*What is expected*.
The response should be exactly the number of lines in the material below that contain the word "structured".

*** Information given ***

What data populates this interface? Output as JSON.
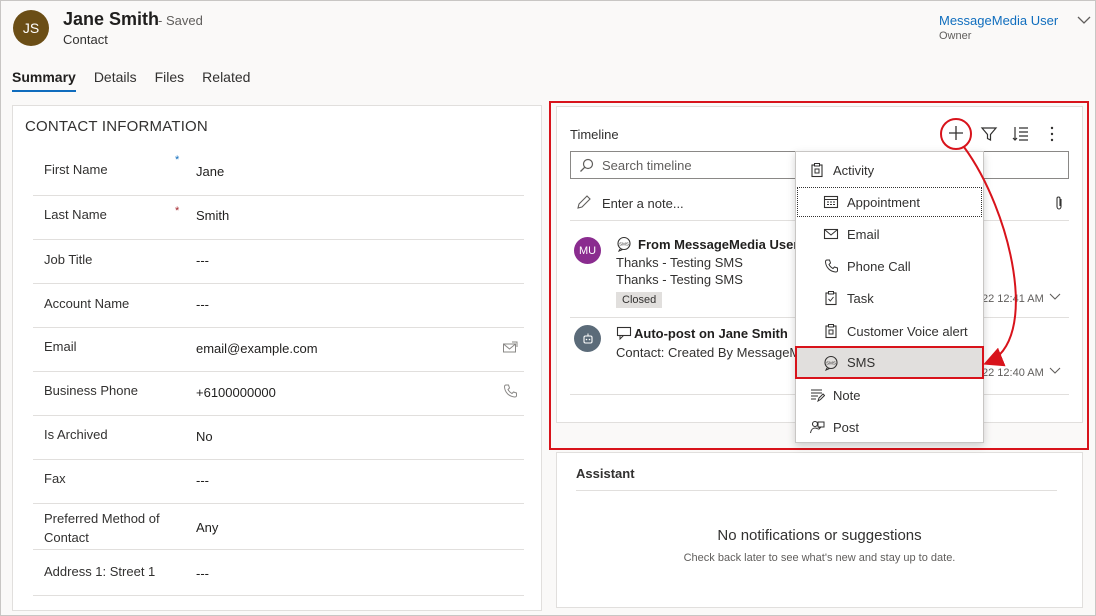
{
  "header": {
    "initials": "JS",
    "name": "Jane Smith",
    "saved": "- Saved",
    "entity": "Contact",
    "owner_name": "MessageMedia User",
    "owner_label": "Owner"
  },
  "tabs": [
    {
      "label": "Summary",
      "active": true
    },
    {
      "label": "Details",
      "active": false
    },
    {
      "label": "Files",
      "active": false
    },
    {
      "label": "Related",
      "active": false
    }
  ],
  "contact": {
    "section_title": "CONTACT INFORMATION",
    "fields": [
      {
        "label": "First Name",
        "value": "Jane",
        "required_mark": "*"
      },
      {
        "label": "Last Name",
        "value": "Smith",
        "required_mark": "*"
      },
      {
        "label": "Job Title",
        "value": "---"
      },
      {
        "label": "Account Name",
        "value": "---"
      },
      {
        "label": "Email",
        "value": "email@example.com",
        "action_icon": "email-compose-icon"
      },
      {
        "label": "Business Phone",
        "value": "+6100000000",
        "action_icon": "phone-icon"
      },
      {
        "label": "Is Archived",
        "value": "No"
      },
      {
        "label": "Fax",
        "value": "---"
      },
      {
        "label": "Preferred Method of Contact",
        "value": "Any"
      },
      {
        "label": "Address 1: Street 1",
        "value": "---"
      }
    ]
  },
  "timeline": {
    "title": "Timeline",
    "search_placeholder": "Search timeline",
    "note_placeholder": "Enter a note...",
    "entries": [
      {
        "avatar": "MU",
        "avatar_color": "#8a2c8f",
        "title": "From MessageMedia User",
        "lines": [
          "Thanks - Testing SMS",
          "Thanks - Testing SMS"
        ],
        "badge": "Closed",
        "time": "22 12:41 AM"
      },
      {
        "avatar_icon": "bot-icon",
        "title": "Auto-post on Jane Smith",
        "lines": [
          "Contact: Created By MessageMed"
        ],
        "time": "22 12:40 AM"
      }
    ]
  },
  "menu": {
    "items": [
      {
        "label": "Activity",
        "icon": "clipboard-icon"
      },
      {
        "label": "Appointment",
        "icon": "calendar-icon"
      },
      {
        "label": "Email",
        "icon": "mail-icon"
      },
      {
        "label": "Phone Call",
        "icon": "phone-icon"
      },
      {
        "label": "Task",
        "icon": "task-icon"
      },
      {
        "label": "Customer Voice alert",
        "icon": "clipboard-icon"
      },
      {
        "label": "SMS",
        "icon": "sms-icon",
        "highlighted": true
      },
      {
        "label": "Note",
        "icon": "note-icon"
      },
      {
        "label": "Post",
        "icon": "post-icon"
      }
    ]
  },
  "assistant": {
    "title": "Assistant",
    "empty_title": "No notifications or suggestions",
    "empty_subtitle": "Check back later to see what's new and stay up to date."
  },
  "colors": {
    "annotation_red": "#d8131b",
    "link_blue": "#106ebe",
    "avatar_brown": "#6b4e16"
  }
}
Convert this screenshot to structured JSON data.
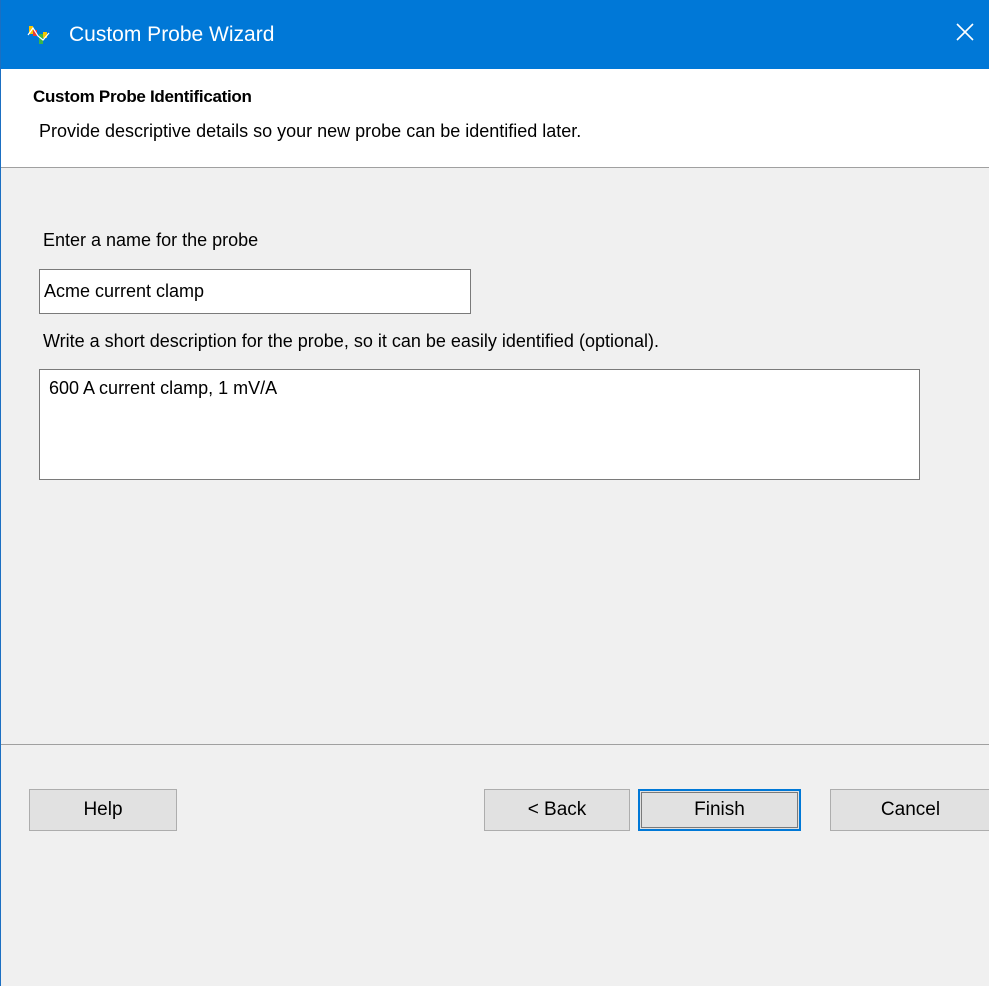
{
  "window": {
    "title": "Custom Probe Wizard",
    "close_icon": "close-icon",
    "app_icon": "picoscope-probe-icon",
    "accent_color": "#0078d7"
  },
  "header": {
    "title": "Custom Probe Identification",
    "subtitle": "Provide descriptive details so your new probe can be identified later."
  },
  "form": {
    "name_label": "Enter a name for the probe",
    "name_value": "Acme current clamp",
    "description_label": "Write a short description for the probe, so it can be easily identified (optional).",
    "description_value": "600 A current clamp, 1 mV/A"
  },
  "buttons": {
    "help": "Help",
    "back": "< Back",
    "finish": "Finish",
    "cancel": "Cancel"
  }
}
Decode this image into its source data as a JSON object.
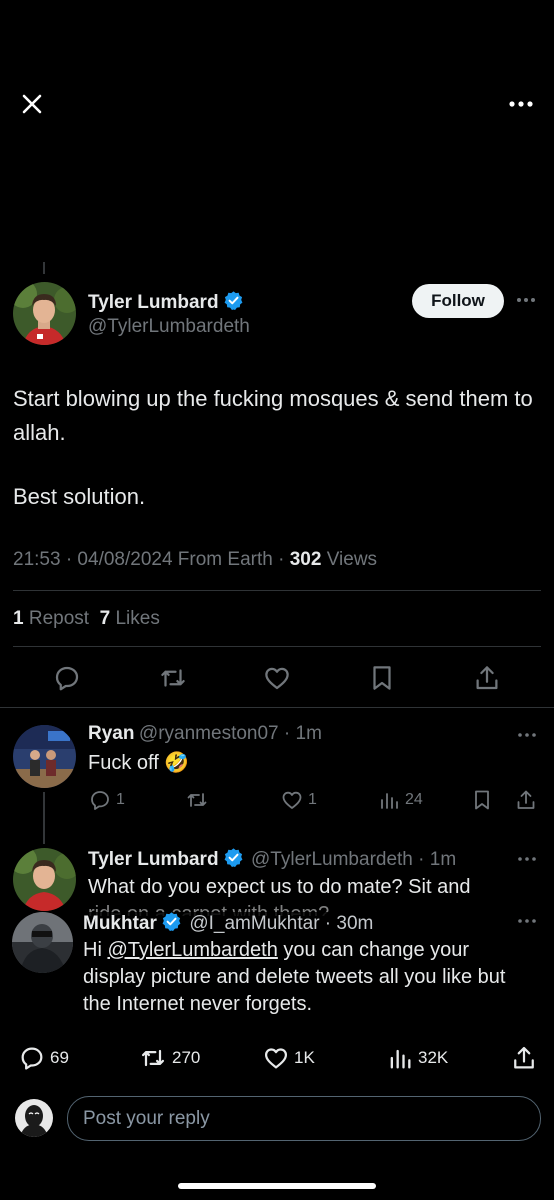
{
  "post": {
    "author_name": "Tyler Lumbard",
    "author_handle": "@TylerLumbardeth",
    "follow_label": "Follow",
    "body_line1": "Start blowing up the fucking mosques & send them to allah.",
    "body_line2": "Best solution.",
    "timestamp": "21:53 · 04/08/2024 From Earth · ",
    "views_count": "302",
    "views_label": " Views",
    "reposts_count": "1",
    "reposts_label": "Repost",
    "likes_count": "7",
    "likes_label": "Likes"
  },
  "reply1": {
    "name": "Ryan",
    "handle_time": "@ryanmeston07 · 1m",
    "text": "Fuck off 🤣",
    "replies": "1",
    "likes": "1",
    "views": "24"
  },
  "reply2": {
    "name": "Tyler Lumbard",
    "handle_time": "@TylerLumbardeth · 1m",
    "text_line1": "What do you expect us to do mate? Sit and",
    "text_line2": "ride on a carpet with them?"
  },
  "overlay": {
    "name": "Mukhtar",
    "handle_time": "@I_amMukhtar · 30m",
    "text_prefix": "Hi ",
    "mention": "@TylerLumbardeth",
    "text_rest": " you can change your display picture and delete tweets all you like but the Internet never forgets.",
    "replies": "69",
    "reposts": "270",
    "likes": "1K",
    "views": "32K"
  },
  "composer": {
    "placeholder": "Post your reply"
  },
  "colors": {
    "verified_blue": "#1d9bf0",
    "background": "#000000",
    "muted": "#71767b"
  }
}
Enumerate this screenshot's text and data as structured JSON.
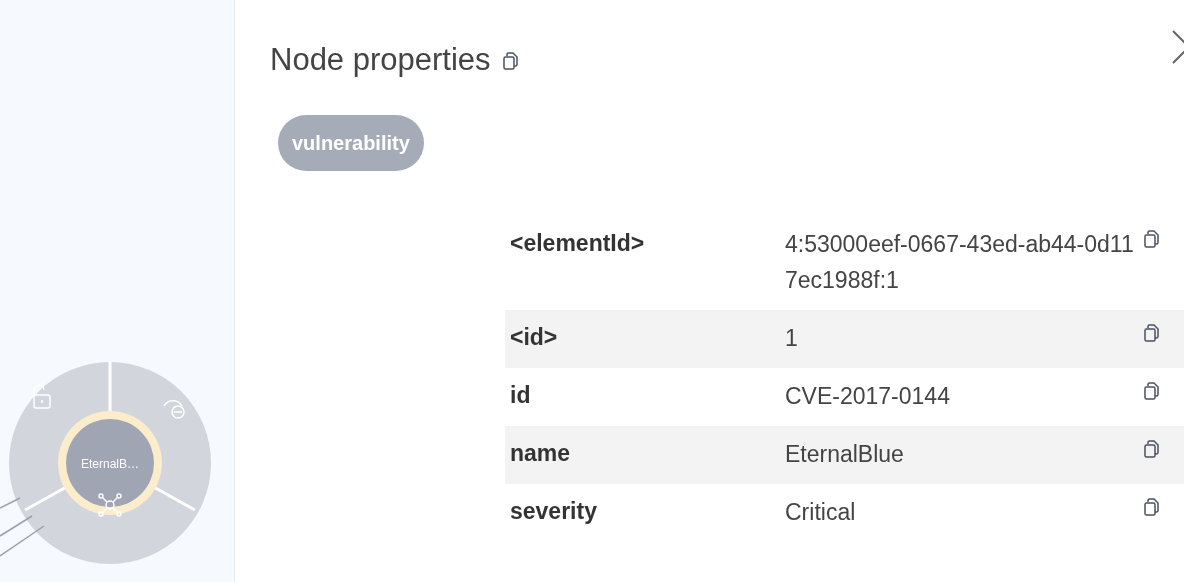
{
  "graph": {
    "node": {
      "label": "EternalB…"
    }
  },
  "panel": {
    "title": "Node properties",
    "labels": [
      "vulnerability"
    ],
    "properties": [
      {
        "key": "<elementId>",
        "value": "4:53000eef-0667-43ed-ab44-0d117ec1988f:1"
      },
      {
        "key": "<id>",
        "value": "1"
      },
      {
        "key": "id",
        "value": "CVE-2017-0144"
      },
      {
        "key": "name",
        "value": "EternalBlue"
      },
      {
        "key": "severity",
        "value": "Critical"
      }
    ]
  }
}
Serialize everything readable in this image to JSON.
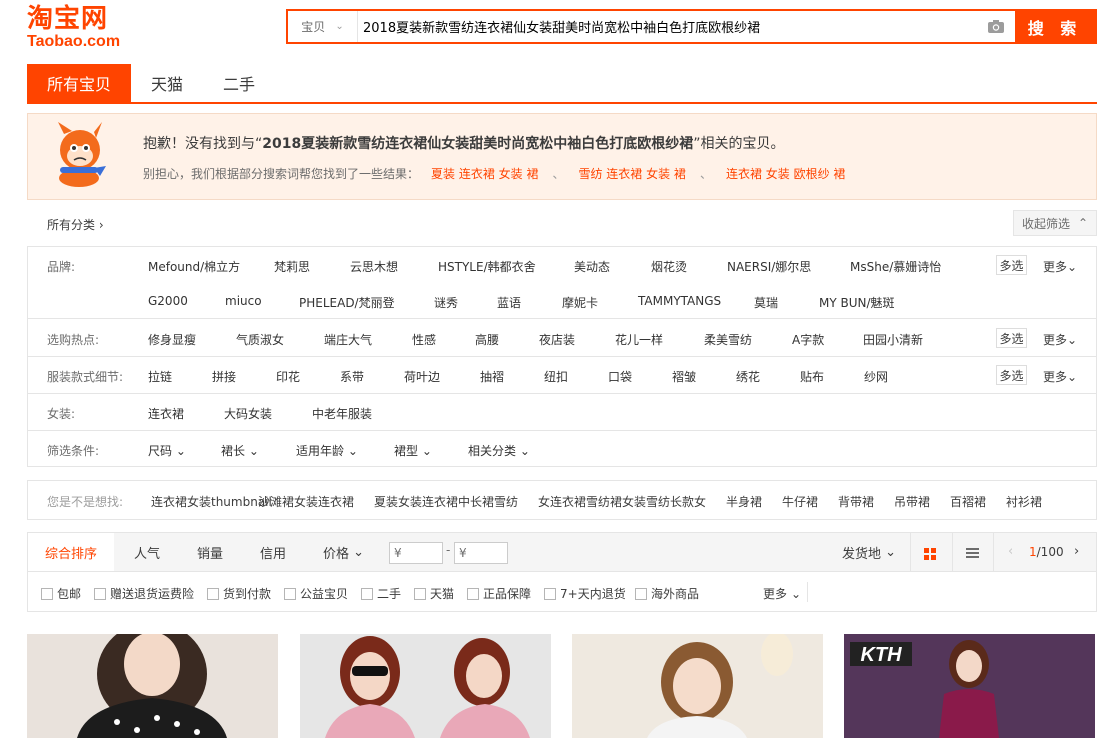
{
  "header": {
    "logo_cn": "淘宝网",
    "logo_en": "Taobao.com",
    "search_category": "宝贝",
    "search_query": "2018夏装新款雪纺连衣裙仙女装甜美时尚宽松中袖白色打底欧根纱裙",
    "search_button": "搜 索"
  },
  "tabs": [
    {
      "label": "所有宝贝",
      "active": true
    },
    {
      "label": "天猫",
      "active": false
    },
    {
      "label": "二手",
      "active": false
    }
  ],
  "notice": {
    "prefix": "抱歉！没有找到与“",
    "query": "2018夏装新款雪纺连衣裙仙女装甜美时尚宽松中袖白色打底欧根纱裙",
    "suffix": "”相关的宝贝。",
    "hint": "别担心，我们根据部分搜索词帮您找到了一些结果：",
    "suggestions": [
      "夏装 连衣裙 女装 裙",
      "雪纺 连衣裙 女装 裙",
      "连衣裙 女装 欧根纱 裙"
    ],
    "separator": "、"
  },
  "filter_header": {
    "all_categories": "所有分类",
    "collapse": "收起筛选"
  },
  "attributes": {
    "brand_label": "品牌:",
    "brands_row1": [
      "Mefound/棉立方",
      "梵莉思",
      "云思木想",
      "HSTYLE/韩都衣舍",
      "美动态",
      "烟花烫",
      "NAERSI/娜尔思",
      "MsShe/慕姗诗怡"
    ],
    "brands_row2": [
      "G2000",
      "miuco",
      "PHELEAD/梵丽登",
      "谜秀",
      "蓝语",
      "摩妮卡",
      "TAMMYTANGS",
      "莫瑞",
      "MY BUN/魅斑"
    ],
    "hot_label": "选购热点:",
    "hot": [
      "修身显瘦",
      "气质淑女",
      "端庄大气",
      "性感",
      "高腰",
      "夜店装",
      "花儿一样",
      "柔美雪纺",
      "A字款",
      "田园小清新"
    ],
    "detail_label": "服装款式细节:",
    "details": [
      "拉链",
      "拼接",
      "印花",
      "系带",
      "荷叶边",
      "抽褶",
      "纽扣",
      "口袋",
      "褶皱",
      "绣花",
      "贴布",
      "纱网"
    ],
    "women_label": "女装:",
    "women": [
      "连衣裙",
      "大码女装",
      "中老年服装"
    ],
    "cond_label": "筛选条件:",
    "conditions": [
      "尺码",
      "裙长",
      "适用年龄",
      "裙型",
      "相关分类"
    ],
    "multi_select": "多选",
    "more": "更多"
  },
  "maybe": {
    "label": "您是不是想找:",
    "keywords": [
      "连衣裙女装thumbnail",
      "沙滩裙女装连衣裙",
      "夏装女装连衣裙中长裙雪纺",
      "女连衣裙雪纺裙女装雪纺长款女",
      "半身裙",
      "牛仔裙",
      "背带裙",
      "吊带裙",
      "百褶裙",
      "衬衫裙"
    ]
  },
  "sortbar": {
    "items": [
      "综合排序",
      "人气",
      "销量",
      "信用",
      "价格"
    ],
    "price_from": "¥",
    "price_to": "¥",
    "dash": "-",
    "ship_from": "发货地",
    "page": "1",
    "total_pages": "/100"
  },
  "checks": [
    "包邮",
    "赠送退货运费险",
    "货到付款",
    "公益宝贝",
    "二手",
    "天猫",
    "正品保障",
    "7+天内退货",
    "海外商品"
  ],
  "checks_more": "更多",
  "products": [
    {
      "bg": "#e9e2dc"
    },
    {
      "bg": "#e6e6e6"
    },
    {
      "bg": "#efe9e0"
    },
    {
      "bg": "#54365a",
      "badge": "KTH"
    }
  ],
  "colors": {
    "accent": "#ff4400",
    "notice_bg": "#fff2e8"
  }
}
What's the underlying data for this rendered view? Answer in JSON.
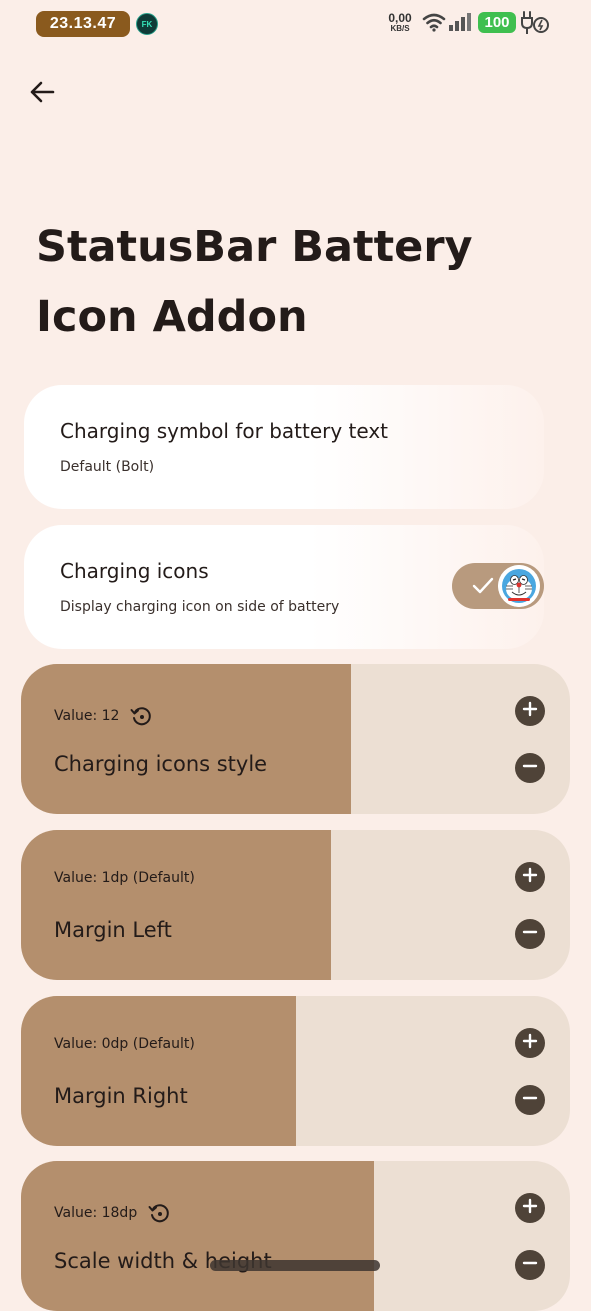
{
  "status_bar": {
    "time": "23.13.47",
    "badge": "FK",
    "net_speed_value": "0,00",
    "net_speed_unit": "KB/S",
    "battery_level": "100",
    "icons": [
      "wifi-icon",
      "cell-signal-icon",
      "charging-plug-icon"
    ],
    "battery_color": "#3fbf4f"
  },
  "header": {
    "back_icon": "arrow-left-icon",
    "title": "StatusBar Battery Icon Addon"
  },
  "settings": {
    "charging_symbol": {
      "title": "Charging symbol for battery text",
      "subtitle": "Default (Bolt)"
    },
    "charging_icons": {
      "title": "Charging icons",
      "subtitle": "Display charging icon on side of battery",
      "enabled": true
    }
  },
  "steppers": [
    {
      "value_text": "Value: 12",
      "label": "Charging icons style",
      "show_reset": true,
      "fill_fraction": 0.602
    },
    {
      "value_text": "Value: 1dp (Default)",
      "label": "Margin Left",
      "show_reset": false,
      "fill_fraction": 0.564
    },
    {
      "value_text": "Value: 0dp (Default)",
      "label": "Margin Right",
      "show_reset": false,
      "fill_fraction": 0.501
    },
    {
      "value_text": "Value: 18dp",
      "label": "Scale width & height",
      "show_reset": true,
      "fill_fraction": 0.643
    }
  ],
  "theme": {
    "background": "#fbeee8",
    "stepper_fill": "#b48f6d",
    "stepper_track": "#ecdfd3",
    "toggle_on": "#b89a7e",
    "step_button": "#4f4338"
  }
}
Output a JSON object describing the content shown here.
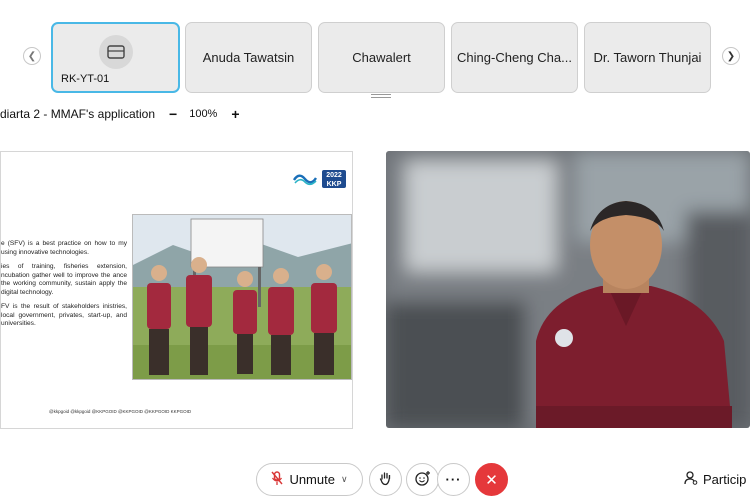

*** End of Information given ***

*Result of this exercise*.
2